Hearing “these leads are crap”? It’s time for a new-and-improved lead scoring model.
Get it wrong and bot clicks will flood your lead queue. But get it right, and you’ll improve the Sales + Marketing relationship. #goals
1. Start by taking Sales seriously
It’s key to dig deeper in Sales’ pain. Why do they feel like they’re wasting time? Are the leads “just looking”? Reps struggling to prioritize leads because there’s just too much noise? Missing SLAs because there are too many leads for Sales to handle in any given day?
No matter what, work with your sales teams to create something better, where they feel like they’re calling truly qualified leads.
>> Related: How to Re-run Salesforce Lead Assignment Rules: Process Builder & Apex <<
2. Balance lead behavior and demographics
Lead scoring is simply a way for you to prioritize leads so you spend the most time with people that are most likely to convert.
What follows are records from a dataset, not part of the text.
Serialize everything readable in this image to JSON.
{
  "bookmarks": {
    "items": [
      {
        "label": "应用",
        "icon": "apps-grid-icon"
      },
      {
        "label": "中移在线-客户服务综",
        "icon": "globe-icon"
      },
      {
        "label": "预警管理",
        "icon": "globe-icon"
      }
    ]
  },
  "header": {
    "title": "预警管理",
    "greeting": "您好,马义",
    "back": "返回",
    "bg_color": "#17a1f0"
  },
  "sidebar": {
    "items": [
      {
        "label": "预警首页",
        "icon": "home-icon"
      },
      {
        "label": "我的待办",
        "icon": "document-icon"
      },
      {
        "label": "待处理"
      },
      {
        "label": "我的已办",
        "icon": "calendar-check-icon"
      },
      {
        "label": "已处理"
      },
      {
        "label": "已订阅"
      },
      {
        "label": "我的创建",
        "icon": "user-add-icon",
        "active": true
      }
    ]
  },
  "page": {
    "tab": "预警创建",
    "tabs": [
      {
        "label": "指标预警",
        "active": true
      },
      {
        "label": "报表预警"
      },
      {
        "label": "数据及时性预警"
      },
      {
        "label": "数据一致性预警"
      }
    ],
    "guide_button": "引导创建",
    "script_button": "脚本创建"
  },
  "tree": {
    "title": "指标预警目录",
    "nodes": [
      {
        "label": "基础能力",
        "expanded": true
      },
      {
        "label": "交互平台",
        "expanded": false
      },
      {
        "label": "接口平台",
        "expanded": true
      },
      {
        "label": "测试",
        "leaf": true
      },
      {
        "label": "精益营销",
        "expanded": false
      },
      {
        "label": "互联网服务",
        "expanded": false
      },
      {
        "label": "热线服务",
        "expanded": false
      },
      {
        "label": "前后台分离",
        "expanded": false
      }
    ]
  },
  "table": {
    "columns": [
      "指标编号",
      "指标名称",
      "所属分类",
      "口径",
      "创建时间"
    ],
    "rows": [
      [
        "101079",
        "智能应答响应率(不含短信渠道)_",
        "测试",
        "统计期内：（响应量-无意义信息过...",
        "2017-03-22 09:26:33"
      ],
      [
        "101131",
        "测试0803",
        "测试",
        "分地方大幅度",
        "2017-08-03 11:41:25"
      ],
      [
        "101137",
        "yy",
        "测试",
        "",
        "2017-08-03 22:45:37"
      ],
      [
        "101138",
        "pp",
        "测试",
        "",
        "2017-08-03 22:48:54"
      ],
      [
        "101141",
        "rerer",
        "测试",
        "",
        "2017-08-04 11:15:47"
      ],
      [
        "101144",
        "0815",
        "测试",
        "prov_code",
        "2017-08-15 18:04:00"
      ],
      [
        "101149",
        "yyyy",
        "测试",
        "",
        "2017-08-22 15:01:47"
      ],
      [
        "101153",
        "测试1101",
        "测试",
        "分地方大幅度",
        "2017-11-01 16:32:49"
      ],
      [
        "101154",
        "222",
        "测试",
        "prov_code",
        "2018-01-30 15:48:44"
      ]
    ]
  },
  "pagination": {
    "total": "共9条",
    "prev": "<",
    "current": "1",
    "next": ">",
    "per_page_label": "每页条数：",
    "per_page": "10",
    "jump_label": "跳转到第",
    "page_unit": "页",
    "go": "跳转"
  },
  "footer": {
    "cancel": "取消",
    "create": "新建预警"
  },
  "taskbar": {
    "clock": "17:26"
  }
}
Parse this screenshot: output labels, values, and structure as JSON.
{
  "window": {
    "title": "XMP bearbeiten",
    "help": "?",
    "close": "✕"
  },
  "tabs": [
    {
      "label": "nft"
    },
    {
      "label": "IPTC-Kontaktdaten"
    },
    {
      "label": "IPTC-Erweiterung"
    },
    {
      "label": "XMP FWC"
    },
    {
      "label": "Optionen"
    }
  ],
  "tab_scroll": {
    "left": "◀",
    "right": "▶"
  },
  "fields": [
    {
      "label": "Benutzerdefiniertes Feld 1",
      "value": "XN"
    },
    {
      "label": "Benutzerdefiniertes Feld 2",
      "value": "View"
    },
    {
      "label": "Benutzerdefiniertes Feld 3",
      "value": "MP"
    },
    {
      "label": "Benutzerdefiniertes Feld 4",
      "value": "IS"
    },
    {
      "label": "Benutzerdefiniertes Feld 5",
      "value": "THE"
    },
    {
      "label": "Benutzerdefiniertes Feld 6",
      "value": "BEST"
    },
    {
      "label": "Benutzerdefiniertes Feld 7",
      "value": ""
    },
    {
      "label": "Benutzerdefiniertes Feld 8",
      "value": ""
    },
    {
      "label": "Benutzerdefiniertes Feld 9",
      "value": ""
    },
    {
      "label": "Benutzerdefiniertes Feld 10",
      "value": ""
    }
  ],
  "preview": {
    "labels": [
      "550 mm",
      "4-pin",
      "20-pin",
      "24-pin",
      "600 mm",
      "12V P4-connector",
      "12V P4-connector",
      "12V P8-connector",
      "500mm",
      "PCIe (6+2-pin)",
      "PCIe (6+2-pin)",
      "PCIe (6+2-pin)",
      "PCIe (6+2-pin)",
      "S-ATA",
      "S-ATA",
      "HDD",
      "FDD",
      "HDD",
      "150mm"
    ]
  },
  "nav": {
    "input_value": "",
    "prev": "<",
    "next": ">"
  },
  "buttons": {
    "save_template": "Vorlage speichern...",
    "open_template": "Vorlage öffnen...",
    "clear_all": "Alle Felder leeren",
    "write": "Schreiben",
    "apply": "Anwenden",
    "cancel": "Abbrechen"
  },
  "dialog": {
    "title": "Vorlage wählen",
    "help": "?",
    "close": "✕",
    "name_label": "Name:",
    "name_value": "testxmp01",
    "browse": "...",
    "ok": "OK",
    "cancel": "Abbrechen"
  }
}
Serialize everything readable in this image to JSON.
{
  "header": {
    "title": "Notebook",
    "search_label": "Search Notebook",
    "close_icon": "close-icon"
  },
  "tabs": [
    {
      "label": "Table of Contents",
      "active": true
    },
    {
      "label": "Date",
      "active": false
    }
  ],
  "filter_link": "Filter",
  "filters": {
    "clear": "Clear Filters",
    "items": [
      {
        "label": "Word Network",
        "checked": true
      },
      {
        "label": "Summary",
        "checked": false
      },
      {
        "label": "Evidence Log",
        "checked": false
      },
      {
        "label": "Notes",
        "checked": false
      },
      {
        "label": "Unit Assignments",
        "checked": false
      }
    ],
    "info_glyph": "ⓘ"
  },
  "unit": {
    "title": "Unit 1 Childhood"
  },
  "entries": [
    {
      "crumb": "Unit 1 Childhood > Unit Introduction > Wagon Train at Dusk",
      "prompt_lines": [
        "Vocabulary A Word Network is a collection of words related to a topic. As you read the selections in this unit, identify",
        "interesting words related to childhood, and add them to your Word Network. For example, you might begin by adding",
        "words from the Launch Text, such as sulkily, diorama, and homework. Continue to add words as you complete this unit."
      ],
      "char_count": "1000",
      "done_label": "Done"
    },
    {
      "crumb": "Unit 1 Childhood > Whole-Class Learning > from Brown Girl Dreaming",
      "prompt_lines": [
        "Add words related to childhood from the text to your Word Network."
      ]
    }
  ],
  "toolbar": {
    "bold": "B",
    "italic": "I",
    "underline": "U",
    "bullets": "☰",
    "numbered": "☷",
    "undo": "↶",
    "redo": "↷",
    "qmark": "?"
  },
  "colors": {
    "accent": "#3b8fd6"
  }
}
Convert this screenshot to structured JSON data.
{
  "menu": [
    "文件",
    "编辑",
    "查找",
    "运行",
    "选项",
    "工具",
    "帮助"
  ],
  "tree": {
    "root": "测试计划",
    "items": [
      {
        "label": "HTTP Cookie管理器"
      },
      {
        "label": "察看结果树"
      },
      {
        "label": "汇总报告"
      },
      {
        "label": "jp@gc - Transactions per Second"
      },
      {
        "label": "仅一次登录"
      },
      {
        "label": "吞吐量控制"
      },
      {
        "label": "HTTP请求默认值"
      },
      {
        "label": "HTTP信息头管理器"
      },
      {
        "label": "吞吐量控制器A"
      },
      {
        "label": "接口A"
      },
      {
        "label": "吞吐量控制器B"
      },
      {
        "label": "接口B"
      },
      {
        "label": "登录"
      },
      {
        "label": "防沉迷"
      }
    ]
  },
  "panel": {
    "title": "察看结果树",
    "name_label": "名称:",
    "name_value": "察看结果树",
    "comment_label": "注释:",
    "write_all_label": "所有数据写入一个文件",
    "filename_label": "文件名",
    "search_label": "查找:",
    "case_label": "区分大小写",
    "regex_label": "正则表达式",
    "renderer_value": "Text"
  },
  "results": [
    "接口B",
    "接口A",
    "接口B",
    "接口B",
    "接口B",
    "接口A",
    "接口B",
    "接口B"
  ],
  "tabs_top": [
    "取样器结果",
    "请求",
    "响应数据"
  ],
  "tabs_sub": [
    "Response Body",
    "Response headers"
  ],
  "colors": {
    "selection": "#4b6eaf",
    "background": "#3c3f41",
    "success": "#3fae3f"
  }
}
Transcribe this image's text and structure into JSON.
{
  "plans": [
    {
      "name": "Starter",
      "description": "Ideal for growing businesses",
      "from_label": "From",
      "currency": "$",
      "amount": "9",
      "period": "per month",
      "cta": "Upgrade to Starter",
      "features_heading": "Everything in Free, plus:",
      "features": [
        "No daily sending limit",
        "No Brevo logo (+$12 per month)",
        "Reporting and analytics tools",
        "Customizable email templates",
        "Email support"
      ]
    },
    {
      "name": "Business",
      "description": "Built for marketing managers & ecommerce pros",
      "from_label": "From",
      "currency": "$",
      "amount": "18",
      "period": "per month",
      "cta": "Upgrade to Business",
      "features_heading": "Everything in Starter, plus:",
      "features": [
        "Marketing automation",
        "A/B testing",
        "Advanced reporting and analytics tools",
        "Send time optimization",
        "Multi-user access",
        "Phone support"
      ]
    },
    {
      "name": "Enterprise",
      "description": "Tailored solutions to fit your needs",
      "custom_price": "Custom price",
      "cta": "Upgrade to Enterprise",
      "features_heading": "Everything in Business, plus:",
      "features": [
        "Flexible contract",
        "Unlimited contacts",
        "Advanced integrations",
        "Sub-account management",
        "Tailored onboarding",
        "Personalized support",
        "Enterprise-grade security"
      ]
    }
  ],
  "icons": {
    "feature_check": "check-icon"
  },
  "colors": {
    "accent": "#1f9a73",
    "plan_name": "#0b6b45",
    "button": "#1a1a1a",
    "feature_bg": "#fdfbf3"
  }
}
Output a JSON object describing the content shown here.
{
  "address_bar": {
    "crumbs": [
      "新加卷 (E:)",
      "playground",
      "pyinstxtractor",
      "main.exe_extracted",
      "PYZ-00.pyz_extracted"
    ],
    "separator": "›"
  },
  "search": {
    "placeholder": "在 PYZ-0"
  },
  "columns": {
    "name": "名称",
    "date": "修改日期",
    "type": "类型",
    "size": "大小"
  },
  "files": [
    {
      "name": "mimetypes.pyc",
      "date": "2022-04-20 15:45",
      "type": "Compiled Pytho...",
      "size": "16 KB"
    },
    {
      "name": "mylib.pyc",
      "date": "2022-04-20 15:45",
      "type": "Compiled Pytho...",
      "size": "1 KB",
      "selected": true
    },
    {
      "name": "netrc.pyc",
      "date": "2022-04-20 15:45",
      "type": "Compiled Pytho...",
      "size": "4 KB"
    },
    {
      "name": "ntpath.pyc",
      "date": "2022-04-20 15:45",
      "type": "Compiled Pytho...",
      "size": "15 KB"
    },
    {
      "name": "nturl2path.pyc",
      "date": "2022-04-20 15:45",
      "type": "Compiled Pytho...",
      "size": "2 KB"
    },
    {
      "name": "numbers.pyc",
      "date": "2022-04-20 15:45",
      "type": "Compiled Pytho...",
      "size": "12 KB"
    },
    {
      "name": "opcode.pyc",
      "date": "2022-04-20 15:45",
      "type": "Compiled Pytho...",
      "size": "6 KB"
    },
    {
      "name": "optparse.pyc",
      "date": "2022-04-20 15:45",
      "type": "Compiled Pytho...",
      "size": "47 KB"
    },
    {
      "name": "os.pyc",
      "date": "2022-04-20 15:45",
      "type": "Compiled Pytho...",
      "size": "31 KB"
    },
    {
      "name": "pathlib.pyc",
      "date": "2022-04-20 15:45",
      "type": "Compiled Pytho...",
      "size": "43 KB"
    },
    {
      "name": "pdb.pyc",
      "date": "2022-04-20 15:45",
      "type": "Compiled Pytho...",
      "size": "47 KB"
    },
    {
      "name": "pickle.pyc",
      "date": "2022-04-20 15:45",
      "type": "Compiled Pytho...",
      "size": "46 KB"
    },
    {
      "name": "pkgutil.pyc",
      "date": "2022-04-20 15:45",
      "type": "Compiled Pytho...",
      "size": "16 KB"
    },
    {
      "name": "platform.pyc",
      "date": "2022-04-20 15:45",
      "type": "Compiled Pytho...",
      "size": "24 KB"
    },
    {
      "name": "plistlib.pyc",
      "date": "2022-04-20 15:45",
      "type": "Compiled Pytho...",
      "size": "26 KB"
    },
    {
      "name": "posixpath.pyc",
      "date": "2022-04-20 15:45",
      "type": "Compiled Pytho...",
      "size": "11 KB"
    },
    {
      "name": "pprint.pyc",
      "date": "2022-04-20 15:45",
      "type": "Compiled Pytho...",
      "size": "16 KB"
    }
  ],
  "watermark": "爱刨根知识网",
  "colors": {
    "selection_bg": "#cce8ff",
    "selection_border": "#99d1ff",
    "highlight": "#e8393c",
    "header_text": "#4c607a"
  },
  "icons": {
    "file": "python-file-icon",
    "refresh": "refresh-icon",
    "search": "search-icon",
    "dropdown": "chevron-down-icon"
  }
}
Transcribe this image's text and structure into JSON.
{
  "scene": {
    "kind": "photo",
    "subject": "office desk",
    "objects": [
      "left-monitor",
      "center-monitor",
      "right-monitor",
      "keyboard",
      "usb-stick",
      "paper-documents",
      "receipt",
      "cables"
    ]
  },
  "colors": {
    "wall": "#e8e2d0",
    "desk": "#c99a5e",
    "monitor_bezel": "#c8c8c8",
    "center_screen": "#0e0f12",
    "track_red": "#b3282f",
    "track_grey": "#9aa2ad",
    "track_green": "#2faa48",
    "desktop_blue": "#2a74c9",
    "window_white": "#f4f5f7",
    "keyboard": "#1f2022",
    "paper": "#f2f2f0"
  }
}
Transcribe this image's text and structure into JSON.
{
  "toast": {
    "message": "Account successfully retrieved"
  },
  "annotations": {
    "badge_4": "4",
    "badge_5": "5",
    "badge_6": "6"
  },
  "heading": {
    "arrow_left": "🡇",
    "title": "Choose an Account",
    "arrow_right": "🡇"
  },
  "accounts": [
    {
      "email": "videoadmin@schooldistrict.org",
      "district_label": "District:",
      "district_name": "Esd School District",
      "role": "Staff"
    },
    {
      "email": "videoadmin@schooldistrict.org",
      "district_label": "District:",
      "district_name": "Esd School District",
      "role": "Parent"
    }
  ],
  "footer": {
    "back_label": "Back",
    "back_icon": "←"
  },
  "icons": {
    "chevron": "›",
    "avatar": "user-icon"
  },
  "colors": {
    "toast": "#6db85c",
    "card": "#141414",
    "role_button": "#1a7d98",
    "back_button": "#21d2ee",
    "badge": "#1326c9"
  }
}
To do so, your model has to account for behavioral and demographic attributes.
The concept is straightforward: you assign different values to each attribute, ultimately blending if the person is a good fit and if they’re showing serious interest.
Download our free lead scoring template here >
The whole point is to define “who is the most important person for me to reach out to right this moment?”
- You want to give more points for better actions or better demographic attributes (like title, geography, or industry). For instance, filling out a demo form is 100 points whereas someone registering for a webinar would be 30 points.
- If someone is asking to talk to Sales (a contact us form, a demo form, or a trial form) those leads should go to Sales, full stop. Even if it’s a Mickey Mouse, even if it’s not your ideal target. For these leads, ensure a person does the qualification and not a formula on the back end.
- Assign negative points for decay — people who are inactive or have woefully incomplete contact data.
- You could also assign negative points if a lead is completely outside of your sales territory, countries, titles or industries. Use this sparingly… you never know what the future may hold (or if your country-lookup-by-IP-address is accurate).
It sounds so simple, but debating scores with your sales team, your sales engineering team, your marketing folks, and the execs will uncover huge disconnects. Write it all down and don’t focus too much on whether a demo is 150 points or 100 points. Just try and get aligned on the relative weighting of Demo versus Webinar.
3. Pick an MQL threshold
Once you’ve weighted all your behaviors and demographics, how do you decide what gets passed to Sales as an MQL?
There’s not a magic number. Instead, I always recommend the MQL threshold be driven by Sales’ capacity and their feedback. Because really, the whole point of lead scoring is to prioritize your lead follow up. We want to qualify enough leads that Sales is busy, but not so many that they can’t prioritize what’s important.
The beauty of this approach is its flexibility. Capacity isn’t a fixed state — there are ebbs and flows throughout the year. You can quickly adjust your threshold to raise the hurdle or let more leads flow through.
Remember too that an MQL is not answering “is this person an opportunity?” MQLs answer “should I call them?” This is Marketing passing the baton to Sales or BDRs, saying “Please look at this person. Call them. Email them. Somebody needs to look at it.”
4. One lead scoring model to rule them all
“I have five different products. Do I need five different lead scoring models to capture whether somebody is interested in product A versus product B? Because I really care about this industry for product A, but I don’t care about this industry for product B. I also focus on different companies and different people. So potentially I need to create five different models that’s going to capture all of that interest.”
I strongly recommend using a single model. You can usually incorporate all kinds of idiosyncrasies for different products, segments, or geographies.
Sticking with one model makes your life easier, is more scalable, and it’s clear how a lead is being scored throughout the whole buyer’s journey. It’s also easier to make (inevitable) iterations as sales territories and product lines change. Lead scoring models have to be adaptive.
5. Get started and iterate iterate iterate
When in doubt, keep it simple. Get started. Sometimes these conversations can last weeks arguing over 10 points here, 10 points there. It’s not that important. Lead scoring is best just done, and then you can evaluate whether it’s working. You don’t need tons of attributes. Get the important stuff in, and then you can refine over time. I’ve even turned on a lead scoring model without telling anybody, and let it run in the background so we could start looking at some data.
In truth, you’re never done with this. You must reexamine, make tweaks, and add information. Early on you might iterate every week. As you feel more confident the scoring is performing well, you might scale back to reviewing every quarter. Make this part of your QBRs and always reinforce the MQL threshold is flexible and based on fluctuating capacity.
And while you’re iterating, don’t forget to re-run your lead assignment rules in Salesforce! Most marketing automation platforms enable you to trigger lead assignment. But once a lead already exists in Salesforce, it’s sometimes harder to rerun those rules again.
We recently helped a client whose Sales team was frustrated by junk leads that would never buy. We lowered the threshold on activity but tightened up the filters around title and seniority. The result? The MQL > Meeting rate jumped up 13%.
Launched your new lead scoring model? Read how to test if it’s working as designed >